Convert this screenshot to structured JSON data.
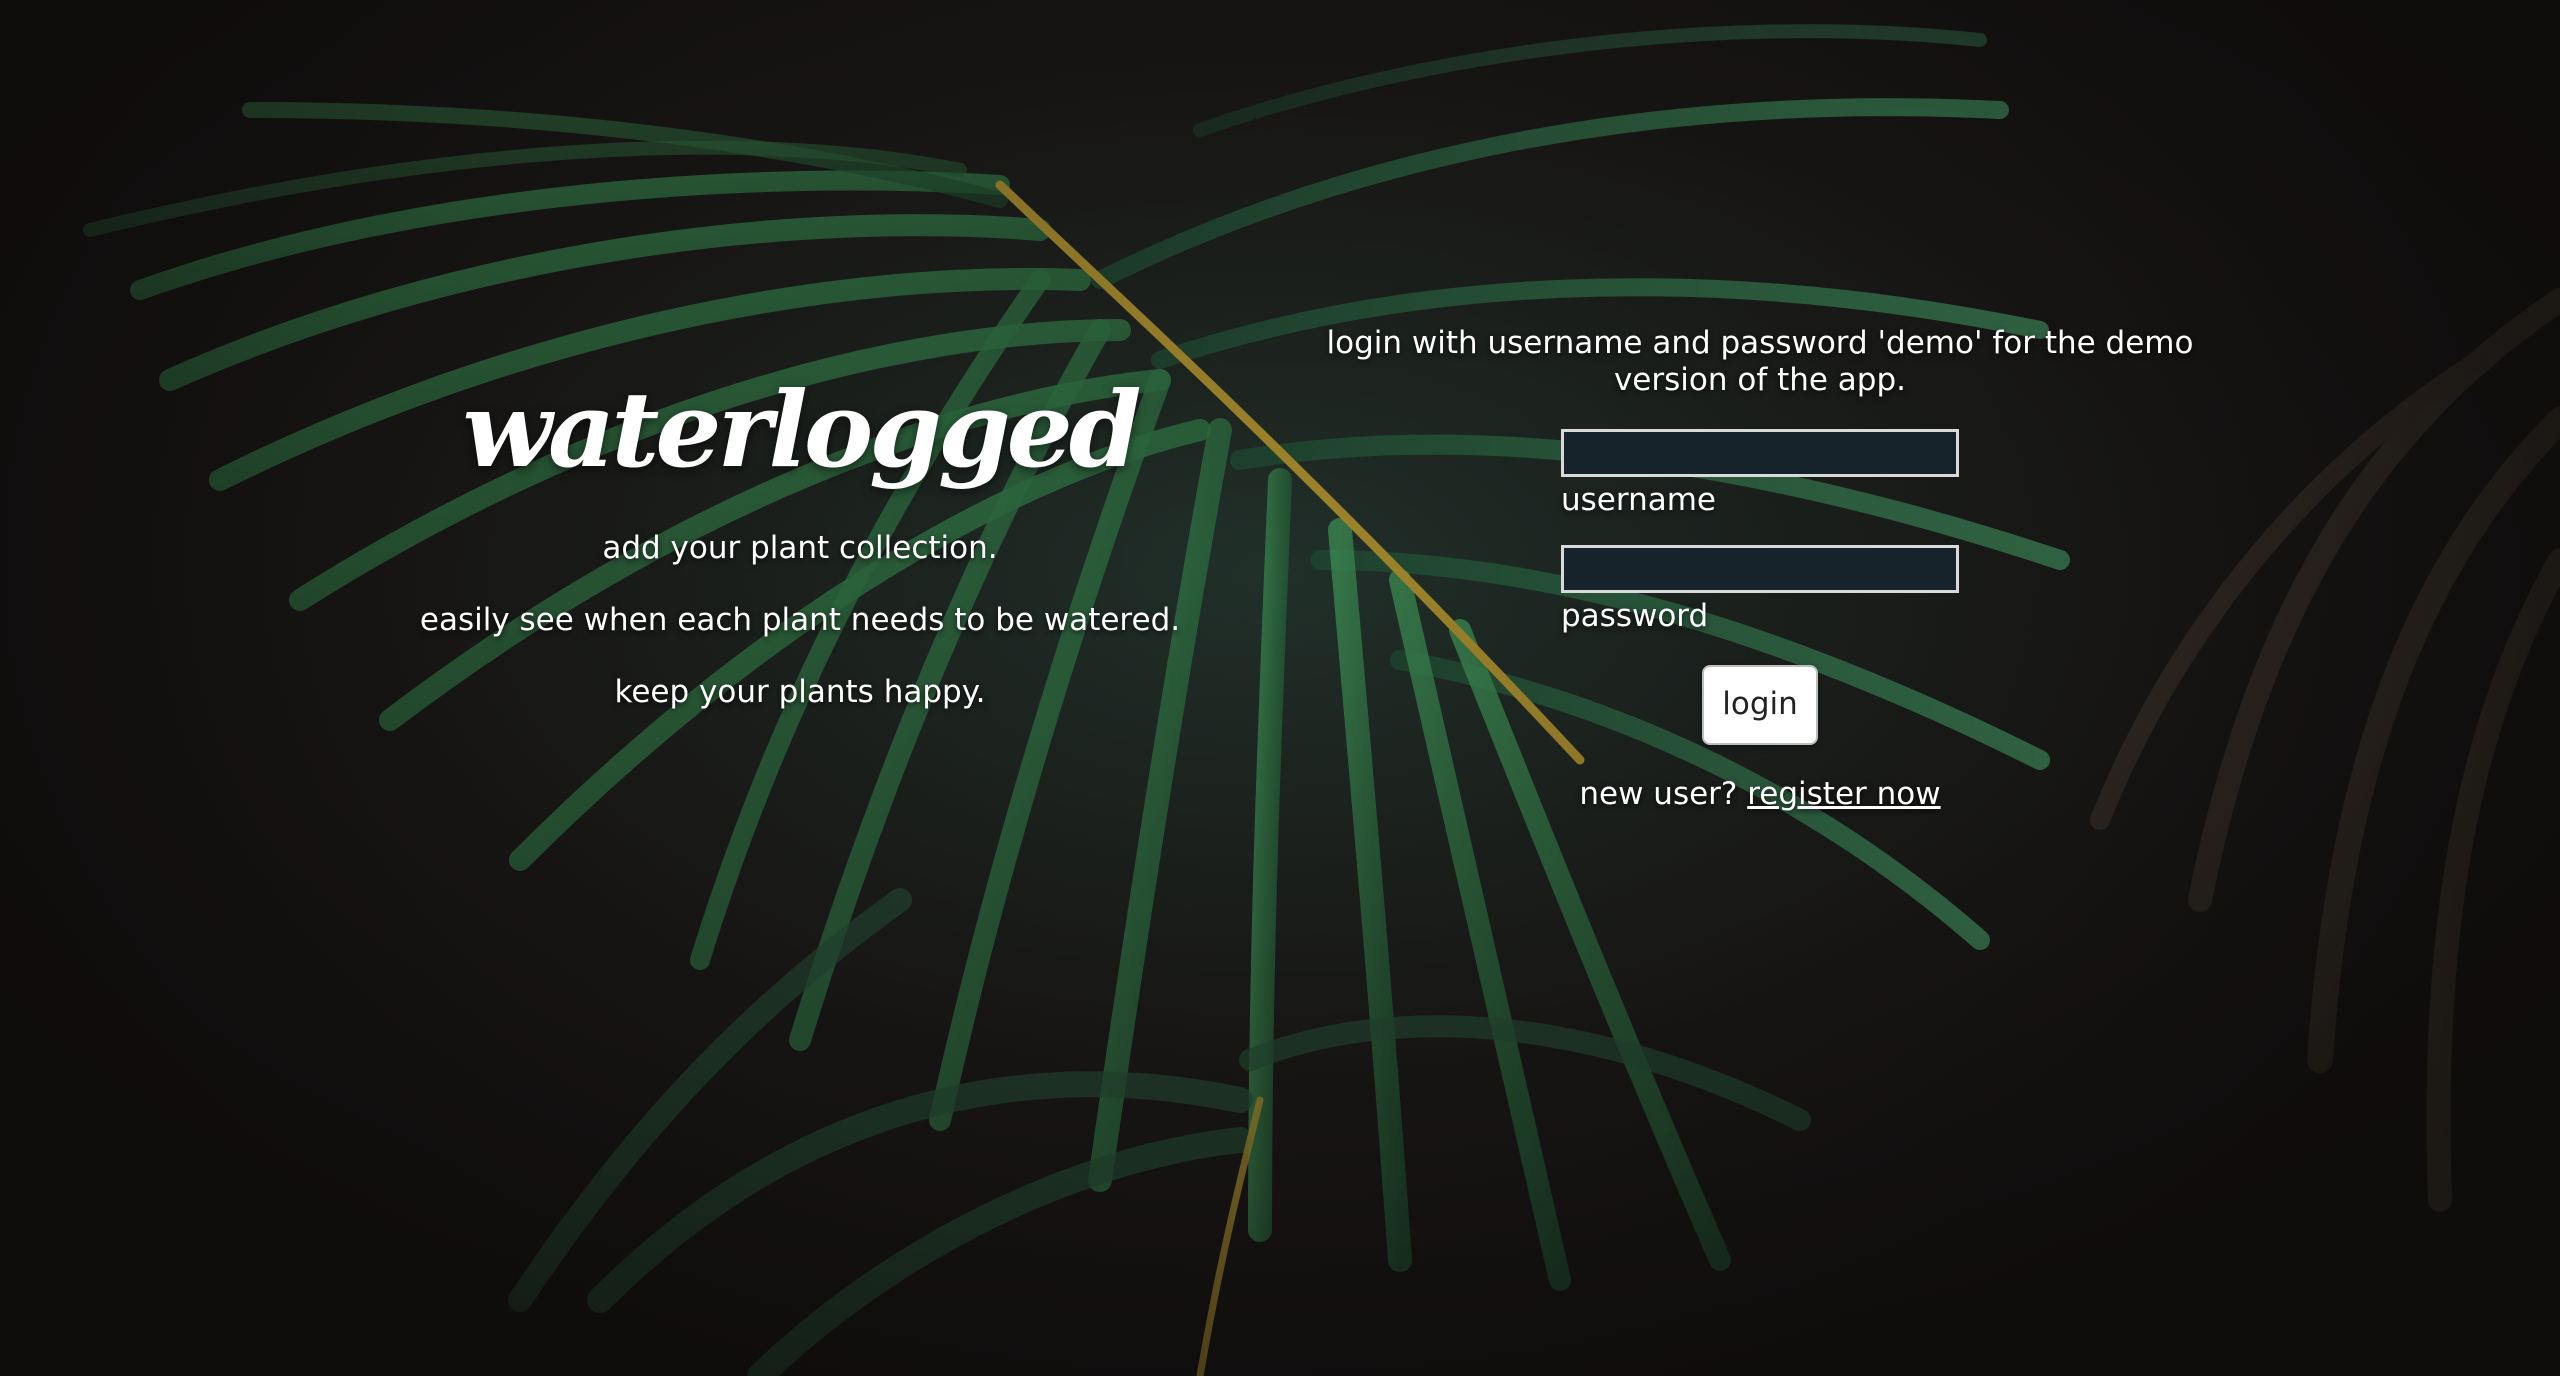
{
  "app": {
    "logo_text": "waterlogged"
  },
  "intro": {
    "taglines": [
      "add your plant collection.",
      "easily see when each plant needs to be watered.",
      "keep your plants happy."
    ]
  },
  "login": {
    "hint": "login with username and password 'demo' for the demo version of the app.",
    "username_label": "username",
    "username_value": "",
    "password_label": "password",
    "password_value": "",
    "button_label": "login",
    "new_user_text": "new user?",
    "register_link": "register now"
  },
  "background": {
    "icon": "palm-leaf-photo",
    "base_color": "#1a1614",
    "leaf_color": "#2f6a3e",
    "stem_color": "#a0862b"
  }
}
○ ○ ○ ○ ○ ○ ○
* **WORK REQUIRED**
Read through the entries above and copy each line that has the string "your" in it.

* **EXERCISE ANSWER**
      "add your plant collection.",
      "keep your plants happy."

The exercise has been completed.